=== Section Start ===

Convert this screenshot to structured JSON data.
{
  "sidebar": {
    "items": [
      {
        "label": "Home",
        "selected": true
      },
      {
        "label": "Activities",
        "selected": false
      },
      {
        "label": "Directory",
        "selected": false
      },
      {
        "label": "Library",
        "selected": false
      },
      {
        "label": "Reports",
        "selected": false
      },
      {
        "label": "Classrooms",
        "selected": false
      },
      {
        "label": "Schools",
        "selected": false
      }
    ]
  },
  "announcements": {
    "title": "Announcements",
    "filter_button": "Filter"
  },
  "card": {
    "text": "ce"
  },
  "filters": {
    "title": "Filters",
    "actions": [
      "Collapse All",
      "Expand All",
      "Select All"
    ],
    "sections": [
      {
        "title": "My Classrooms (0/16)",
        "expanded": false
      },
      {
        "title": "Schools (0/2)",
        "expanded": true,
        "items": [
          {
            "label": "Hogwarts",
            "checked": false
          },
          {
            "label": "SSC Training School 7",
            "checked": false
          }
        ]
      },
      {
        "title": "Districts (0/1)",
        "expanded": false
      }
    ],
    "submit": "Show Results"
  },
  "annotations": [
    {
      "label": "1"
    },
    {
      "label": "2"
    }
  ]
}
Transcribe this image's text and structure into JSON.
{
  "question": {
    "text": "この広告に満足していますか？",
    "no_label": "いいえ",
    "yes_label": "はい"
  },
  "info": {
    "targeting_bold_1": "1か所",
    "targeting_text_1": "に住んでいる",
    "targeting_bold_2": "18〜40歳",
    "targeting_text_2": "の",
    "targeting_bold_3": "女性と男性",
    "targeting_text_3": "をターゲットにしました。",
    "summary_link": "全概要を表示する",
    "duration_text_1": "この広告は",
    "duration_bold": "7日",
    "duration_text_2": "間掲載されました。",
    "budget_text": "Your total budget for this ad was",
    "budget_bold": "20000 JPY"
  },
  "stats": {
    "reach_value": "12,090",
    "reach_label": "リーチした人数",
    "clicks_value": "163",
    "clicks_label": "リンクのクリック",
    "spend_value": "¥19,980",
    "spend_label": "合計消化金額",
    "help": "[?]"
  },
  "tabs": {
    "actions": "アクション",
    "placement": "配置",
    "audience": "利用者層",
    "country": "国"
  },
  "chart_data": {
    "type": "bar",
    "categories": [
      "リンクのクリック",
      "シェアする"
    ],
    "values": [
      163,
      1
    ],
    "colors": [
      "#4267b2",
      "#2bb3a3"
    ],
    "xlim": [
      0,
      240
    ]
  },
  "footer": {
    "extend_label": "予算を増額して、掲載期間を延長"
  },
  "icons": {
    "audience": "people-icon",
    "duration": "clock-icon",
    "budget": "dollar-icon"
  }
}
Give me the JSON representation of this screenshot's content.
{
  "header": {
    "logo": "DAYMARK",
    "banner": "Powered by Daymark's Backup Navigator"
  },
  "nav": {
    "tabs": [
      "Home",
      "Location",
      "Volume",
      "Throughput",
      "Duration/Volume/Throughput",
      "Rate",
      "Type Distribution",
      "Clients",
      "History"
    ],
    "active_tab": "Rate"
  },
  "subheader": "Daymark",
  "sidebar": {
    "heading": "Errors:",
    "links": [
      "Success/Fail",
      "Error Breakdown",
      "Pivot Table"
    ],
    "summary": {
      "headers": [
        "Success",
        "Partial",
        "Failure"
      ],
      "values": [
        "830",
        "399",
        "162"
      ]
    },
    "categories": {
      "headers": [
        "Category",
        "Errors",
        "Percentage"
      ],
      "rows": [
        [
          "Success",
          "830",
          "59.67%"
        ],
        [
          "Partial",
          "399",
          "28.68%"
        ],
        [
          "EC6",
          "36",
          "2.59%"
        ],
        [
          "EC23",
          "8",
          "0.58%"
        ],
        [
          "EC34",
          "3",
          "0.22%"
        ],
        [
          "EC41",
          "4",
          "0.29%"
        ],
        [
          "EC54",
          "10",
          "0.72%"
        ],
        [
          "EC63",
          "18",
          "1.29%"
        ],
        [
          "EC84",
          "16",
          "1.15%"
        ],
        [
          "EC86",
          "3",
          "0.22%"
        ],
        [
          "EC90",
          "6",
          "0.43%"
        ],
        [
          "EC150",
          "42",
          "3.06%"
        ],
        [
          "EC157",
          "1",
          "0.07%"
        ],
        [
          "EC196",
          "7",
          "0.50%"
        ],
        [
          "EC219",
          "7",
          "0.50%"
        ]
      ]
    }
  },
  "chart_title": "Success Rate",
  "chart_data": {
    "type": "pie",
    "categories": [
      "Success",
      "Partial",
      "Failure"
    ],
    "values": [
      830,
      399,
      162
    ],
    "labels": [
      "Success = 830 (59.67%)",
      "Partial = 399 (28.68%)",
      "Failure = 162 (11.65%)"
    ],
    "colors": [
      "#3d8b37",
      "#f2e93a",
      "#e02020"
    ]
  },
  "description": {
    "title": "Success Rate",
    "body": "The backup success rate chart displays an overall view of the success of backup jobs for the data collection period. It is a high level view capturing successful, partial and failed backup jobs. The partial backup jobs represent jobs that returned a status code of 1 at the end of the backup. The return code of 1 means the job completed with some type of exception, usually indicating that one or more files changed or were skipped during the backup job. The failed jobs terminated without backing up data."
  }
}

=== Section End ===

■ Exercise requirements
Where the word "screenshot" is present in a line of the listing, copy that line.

■ Output for this task
Convert this screenshot to structured JSON data.
Give me the JSON representation of this screenshot's content.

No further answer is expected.